Nico Paulo, LP

Reviewed by Craig Francis Power

I’ve listened to very few albums recorded in the last thirty years, so asking me to write a music review is a bit like asking your shut-in, Luddite grandpappy for his thoughts on Baldur’s Gate 3, but nevertheless here we are. And nevertheless, here we are—you and me and Nico Paulo—driving toward the sea together. The herons are home to roost, and the cherry trees are blossoming. It’s warm, you can smell the salt air, and spring has finally come—things will be different this time around, I can feel it.

From the very first notes of the very first track of Paulo’s self-titled album—a wordless lullaby in which the melody ascends and then descends, looped and overlaid upon itself—we can feel ourselves being lowered softly into the most melancholic and placid of dreams.

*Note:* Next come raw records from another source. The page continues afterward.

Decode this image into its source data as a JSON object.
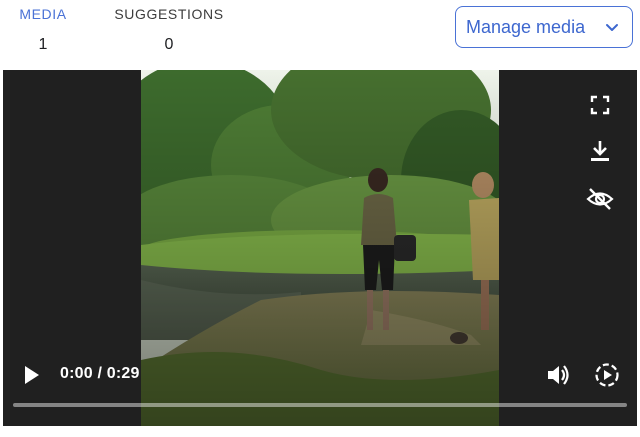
{
  "stats": {
    "media": {
      "label": "MEDIA",
      "value": "1"
    },
    "suggestions": {
      "label": "SUGGESTIONS",
      "value": "0"
    }
  },
  "manage_button": {
    "label": "Manage media",
    "icon": "chevron-down-icon"
  },
  "player": {
    "current_time": "0:00",
    "duration": "0:29",
    "time_text": "0:00 / 0:29",
    "progress": 0,
    "controls": [
      "play-icon",
      "volume-icon",
      "playback-speed-icon",
      "fullscreen-icon",
      "download-icon",
      "hide-icon"
    ]
  },
  "colors": {
    "accent": "#4a72d6",
    "player_bg": "#202020"
  }
}
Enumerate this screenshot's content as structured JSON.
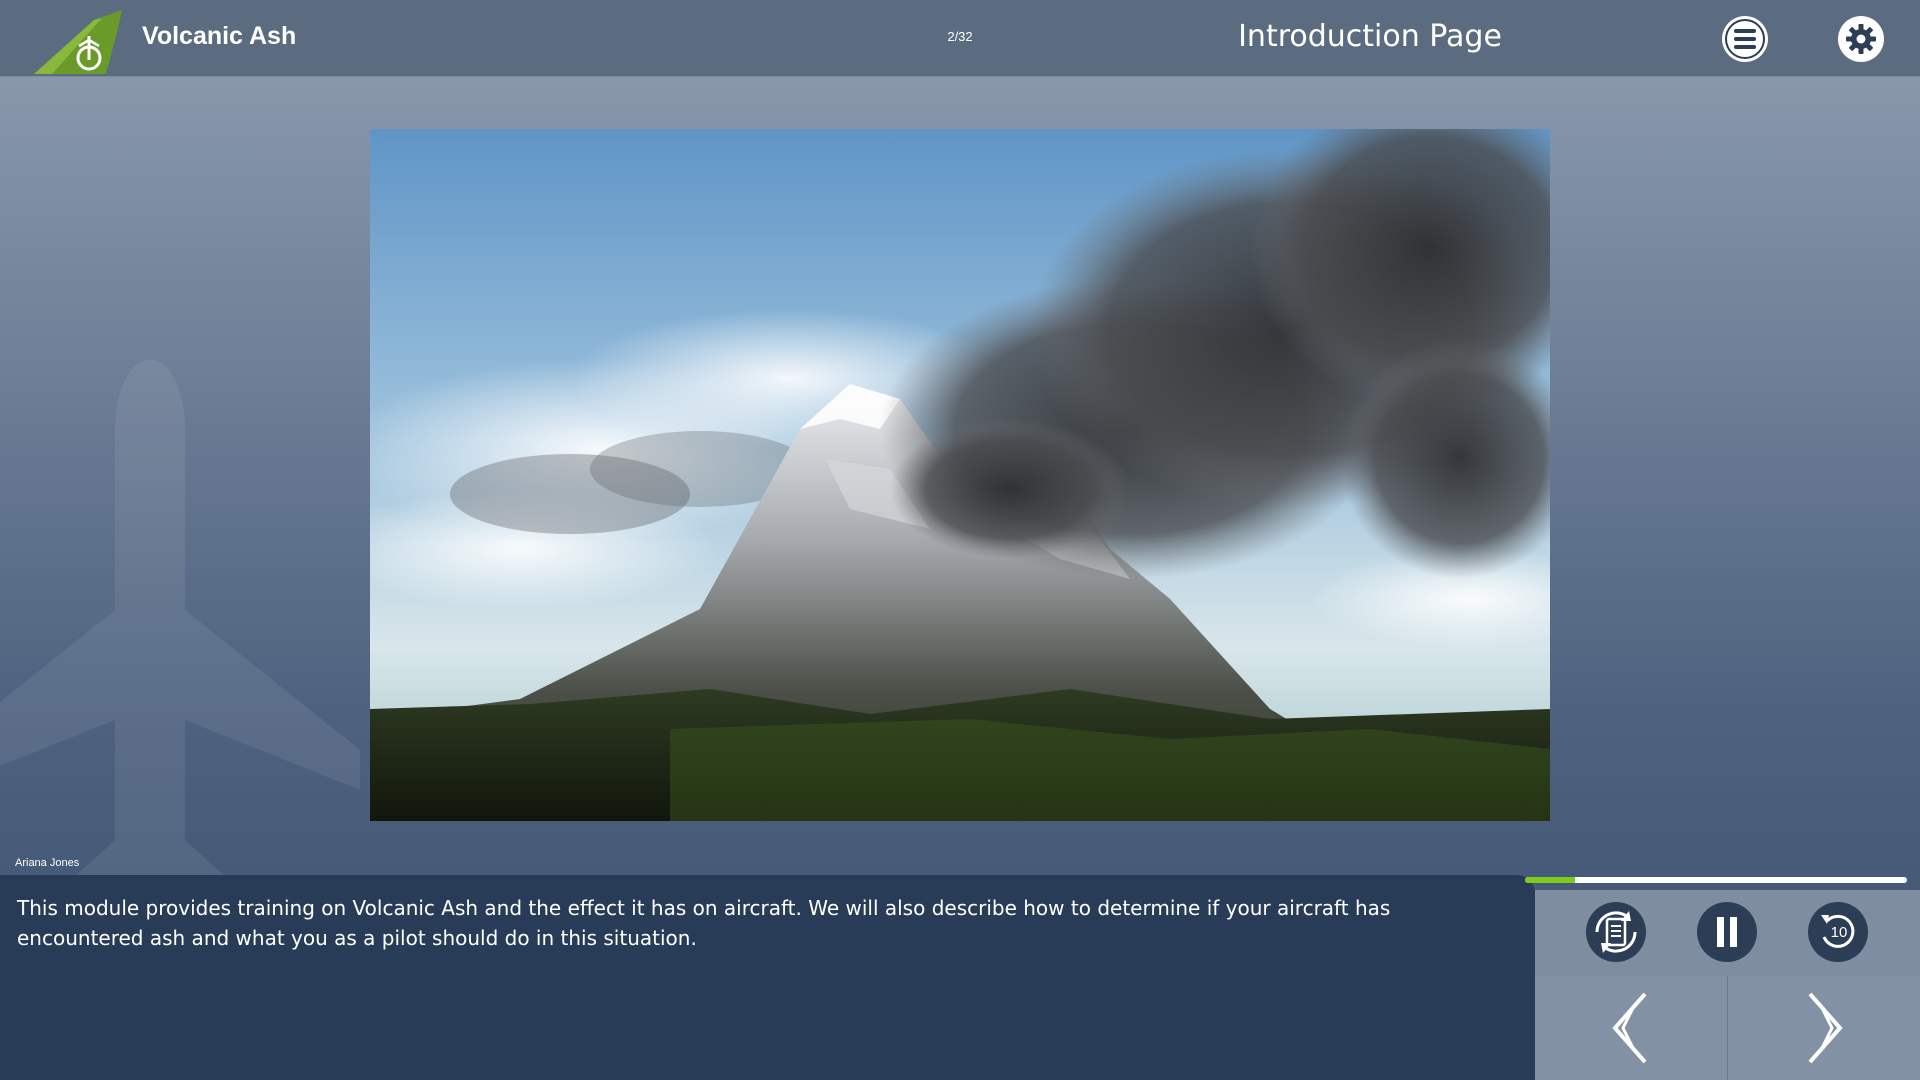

How Paulo’s voice, and furthermore this entire folk-pop record, can sound so sad and so hopeful, so wistful and plaintive, and yet so sure of itself and alluring is a secret perhaps only the Sirens can tell, but to paraphrase Margaret Atwood in regards to poetry, the tricks are as old as antiquity, but they work every time just the same.

It’s about love—in all its myriad forms. The dreamworld and the world, we’ve all more-or-less agreed, forms this thing we call reality. It’s about the fleeting nature of time, and how, yet, it can freeze in one flash-bulb moment. It’s about holding onto some things, and letting other things go. Who we seem to be when something defining and foundational is gone. And nowhere on the album are Paulo’s concerns, both acoustic and thematic, nor her influences—cultural and musical—more pronounced than on “Lovers In The Street,” a shuffling folk reverie in which she sings: Gently close your eyes/Let time crystallize/Oh, I have you now.

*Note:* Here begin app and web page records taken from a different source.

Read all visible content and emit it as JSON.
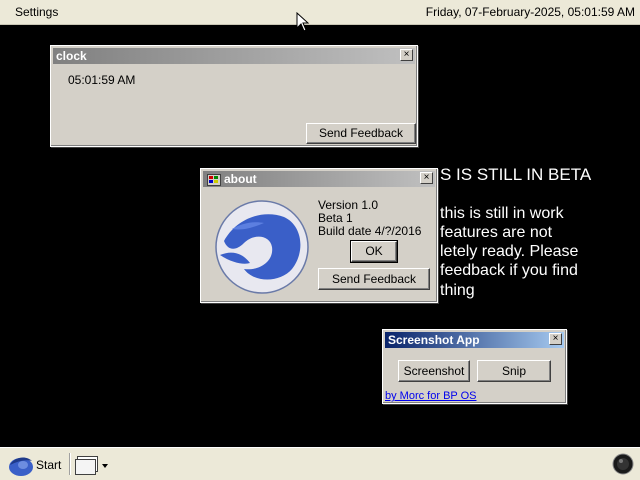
{
  "topbar": {
    "settings_label": "Settings",
    "datetime": "Friday, 07-February-2025, 05:01:59 AM"
  },
  "background_text": {
    "title": "S IS STILL IN BETA",
    "lines": [
      "this is still in work",
      "features are not",
      "letely ready. Please",
      "feedback if you find",
      "thing"
    ]
  },
  "clock_window": {
    "title": "clock",
    "close_label": "×",
    "time": "05:01:59 AM",
    "feedback_label": "Send Feedback"
  },
  "about_window": {
    "title": "about",
    "close_label": "×",
    "version": "Version 1.0",
    "beta": "Beta 1",
    "build_date": "Build date 4/?/2016",
    "ok_label": "OK",
    "feedback_label": "Send Feedback"
  },
  "screenshot_window": {
    "title": "Screenshot App",
    "close_label": "×",
    "screenshot_label": "Screenshot",
    "snip_label": "Snip",
    "credit_link": "by Morc for BP OS"
  },
  "taskbar": {
    "start_label": "Start",
    "icons": [
      "start-logo-icon",
      "window-switcher-icon",
      "chevron-down-icon",
      "tray-orb-icon"
    ]
  },
  "colors": {
    "desktop": "#000000",
    "chrome": "#d4d0c8",
    "taskbar": "#ece9d8",
    "link": "#0000ee",
    "active_title": "#0a246a",
    "logo_blue": "#3a5fc8"
  }
}
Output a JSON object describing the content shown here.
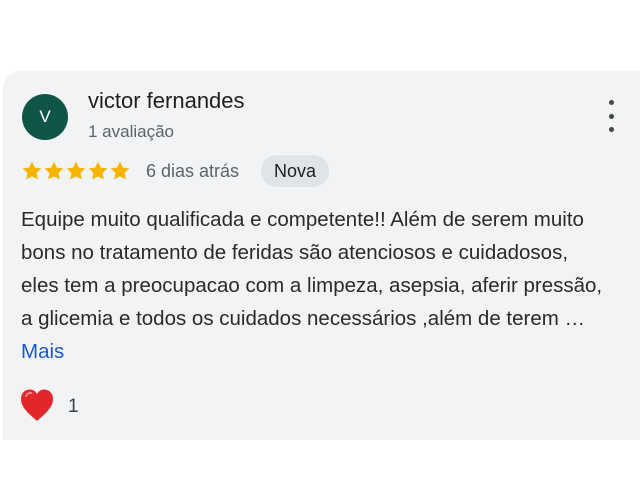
{
  "reviewer": {
    "initial": "V",
    "name": "victor fernandes",
    "review_count": "1 avaliação"
  },
  "rating": {
    "stars": 5,
    "max": 5,
    "star_color": "#f5b400",
    "time_ago": "6 dias atrás",
    "badge": "Nova"
  },
  "review": {
    "text": "Equipe muito qualificada e competente!! Além de serem muito bons no tratamento de feridas são atenciosos e cuidadosos, eles tem a preocupacao com a limpeza, asepsia, aferir pressão, a glicemia e todos os cuidados necessários ,além de terem …",
    "more_label": "Mais"
  },
  "reactions": {
    "icon": "heart-icon",
    "count": "1"
  },
  "colors": {
    "avatar_bg": "#0f5548",
    "link": "#1a58c7",
    "card_bg": "#f1f3f5"
  }
}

There’s Carole King in here, and the jazz-tinged folk-pop of Andy Shauf, and also—to this listener, at least—the wet-reverb netherworld of Richard Hawley’s “The Ocean.” It’s an eclectic mix, and one can’t be quite sure—here and elsewhere on the album, not to mention: in life—of what’s coming from one moment to the next. For, as the song seems to swell toward its crescendo, the wet-reverb jangle of the guitar is spiked suddenly with a cacophony of what sounds like brass and woodwind horns, spiralling as Paulo’s voice soars, cutting through the bombast. Has the ground fallen away beneath us? Or are we rising at the peak of some enormous wave?

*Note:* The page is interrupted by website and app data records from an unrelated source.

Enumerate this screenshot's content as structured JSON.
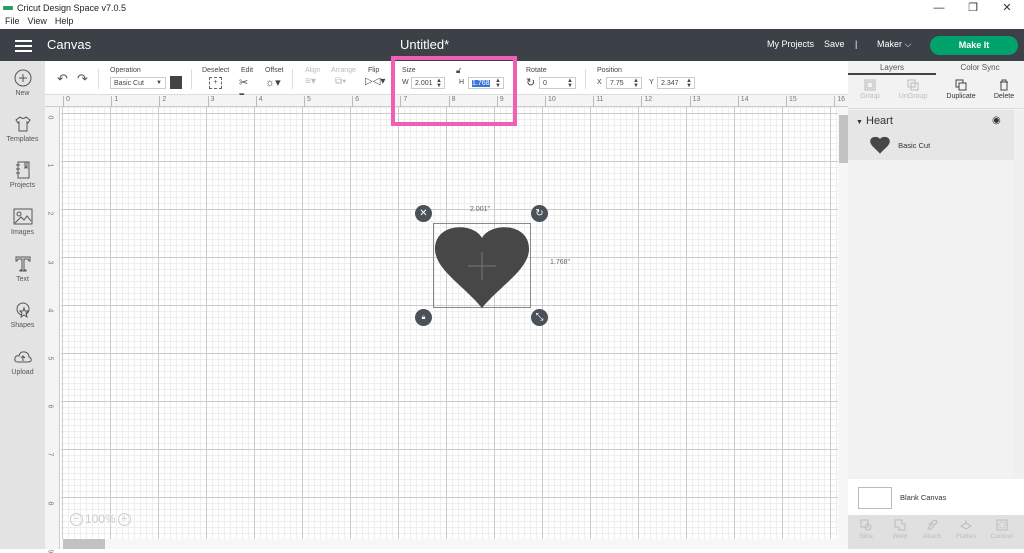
{
  "window": {
    "title": "Cricut Design Space  v7.0.5",
    "controls": [
      "minimize",
      "maximize",
      "close"
    ]
  },
  "menu": [
    "File",
    "View",
    "Help"
  ],
  "header": {
    "section": "Canvas",
    "doc_title": "Untitled*",
    "my_projects": "My Projects",
    "save": "Save",
    "divider": "|",
    "machine": "Maker",
    "make_it": "Make It",
    "make_it_color": "#00a36c"
  },
  "sidebar": {
    "items": [
      {
        "label": "New",
        "icon": "plus-circle-icon"
      },
      {
        "label": "Templates",
        "icon": "tshirt-icon"
      },
      {
        "label": "Projects",
        "icon": "notebook-icon"
      },
      {
        "label": "Images",
        "icon": "image-icon"
      },
      {
        "label": "Text",
        "icon": "text-icon"
      },
      {
        "label": "Shapes",
        "icon": "shapes-icon"
      },
      {
        "label": "Upload",
        "icon": "cloud-upload-icon"
      }
    ]
  },
  "toolbar": {
    "operation_label": "Operation",
    "operation_value": "Basic Cut",
    "swatch_color": "#444444",
    "deselect": "Deselect",
    "edit": "Edit",
    "offset": "Offset",
    "align": "Align",
    "arrange": "Arrange",
    "flip": "Flip",
    "size_label": "Size",
    "w_label": "W",
    "w_value": "2.001",
    "h_label": "H",
    "h_value": "1.768",
    "rotate_label": "Rotate",
    "rotate_value": "0",
    "position_label": "Position",
    "x_label": "X",
    "x_value": "7.75",
    "y_label": "Y",
    "y_value": "2.347"
  },
  "ruler": {
    "top": [
      "0",
      "1",
      "2",
      "3",
      "4",
      "5",
      "6",
      "7",
      "8",
      "9",
      "10",
      "11",
      "12",
      "13",
      "14",
      "15",
      "16"
    ],
    "left": [
      "0",
      "1",
      "2",
      "3",
      "4",
      "5",
      "6",
      "7",
      "8",
      "9"
    ]
  },
  "canvas": {
    "zoom": "100%",
    "selection": {
      "width_label": "2.001\"",
      "height_label": "1.768\""
    },
    "highlight_color": "#ef5fb3"
  },
  "layers_panel": {
    "tabs": [
      "Layers",
      "Color Sync"
    ],
    "tools": [
      {
        "label": "Group",
        "enabled": false
      },
      {
        "label": "UnGroup",
        "enabled": false
      },
      {
        "label": "Duplicate",
        "enabled": true
      },
      {
        "label": "Delete",
        "enabled": true
      }
    ],
    "layer": {
      "name": "Heart",
      "item": "Basic Cut"
    },
    "blank_canvas": "Blank Canvas",
    "bottom_tools": [
      "Slice",
      "Weld",
      "Attach",
      "Flatten",
      "Contour"
    ]
  }
}
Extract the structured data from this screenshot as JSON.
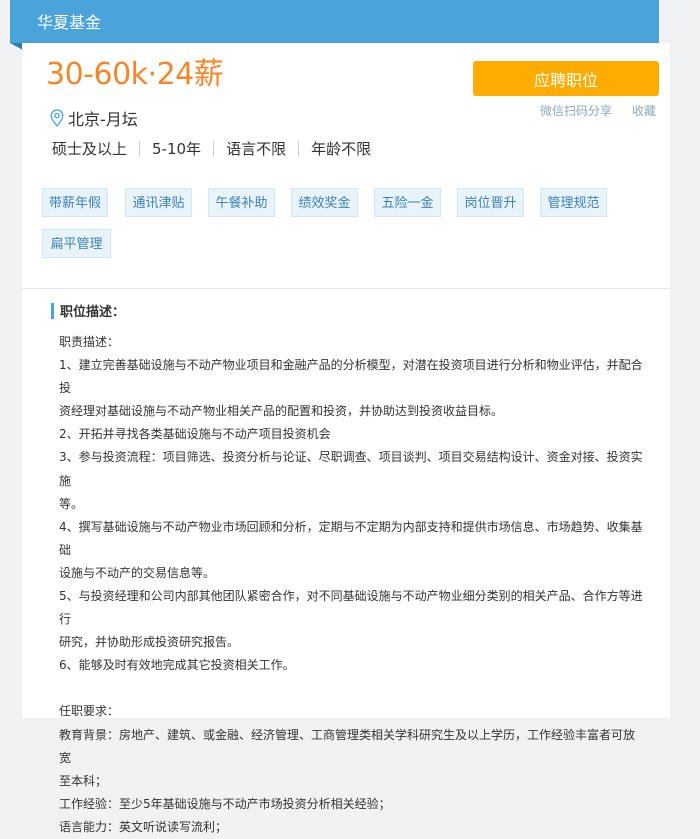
{
  "header": {
    "company": "华夏基金",
    "colors": {
      "accent": "#4aa4d9",
      "salary": "#f5862c",
      "button": "#ffac00"
    }
  },
  "job": {
    "salary": "30-60k·24薪",
    "location": "北京-月坛",
    "location_icon": "map-pin-icon",
    "requirements": [
      "硕士及以上",
      "5-10年",
      "语言不限",
      "年龄不限"
    ]
  },
  "actions": {
    "apply_label": "应聘职位",
    "share_label": "微信扫码分享",
    "collect_label": "收藏"
  },
  "tags": [
    "带薪年假",
    "通讯津贴",
    "午餐补助",
    "绩效奖金",
    "五险一金",
    "岗位晋升",
    "管理规范",
    "扁平管理"
  ],
  "description": {
    "title": "职位描述：",
    "lines": [
      "职责描述：",
      "1、建立完善基础设施与不动产物业项目和金融产品的分析模型，对潜在投资项目进行分析和物业评估，并配合投",
      "资经理对基础设施与不动产物业相关产品的配置和投资，并协助达到投资收益目标。",
      "2、开拓并寻找各类基础设施与不动产项目投资机会",
      "3、参与投资流程：项目筛选、投资分析与论证、尽职调查、项目谈判、项目交易结构设计、资金对接、投资实施",
      "等。",
      "4、撰写基础设施与不动产物业市场回顾和分析，定期与不定期为内部支持和提供市场信息、市场趋势、收集基础",
      "设施与不动产的交易信息等。",
      "5、与投资经理和公司内部其他团队紧密合作，对不同基础设施与不动产物业细分类别的相关产品、合作方等进行",
      "研究，并协助形成投资研究报告。",
      "6、能够及时有效地完成其它投资相关工作。",
      "",
      "任职要求：",
      "教育背景：房地产、建筑、或金融、经济管理、工商管理类相关学科研究生及以上学历，工作经验丰富者可放宽",
      "至本科；",
      "工作经验：至少5年基础设施与不动产市场投资分析相关经验；",
      "语言能力：英文听说读写流利；"
    ]
  }
}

Craig Francis Power (he/him) is a writer and visual artist from St. John’s, NL (Ktaqmkuk). Some time ago he was the “singer” and “keyboardist” for legendary/despised synth-punk-dance trio, Cafeteria.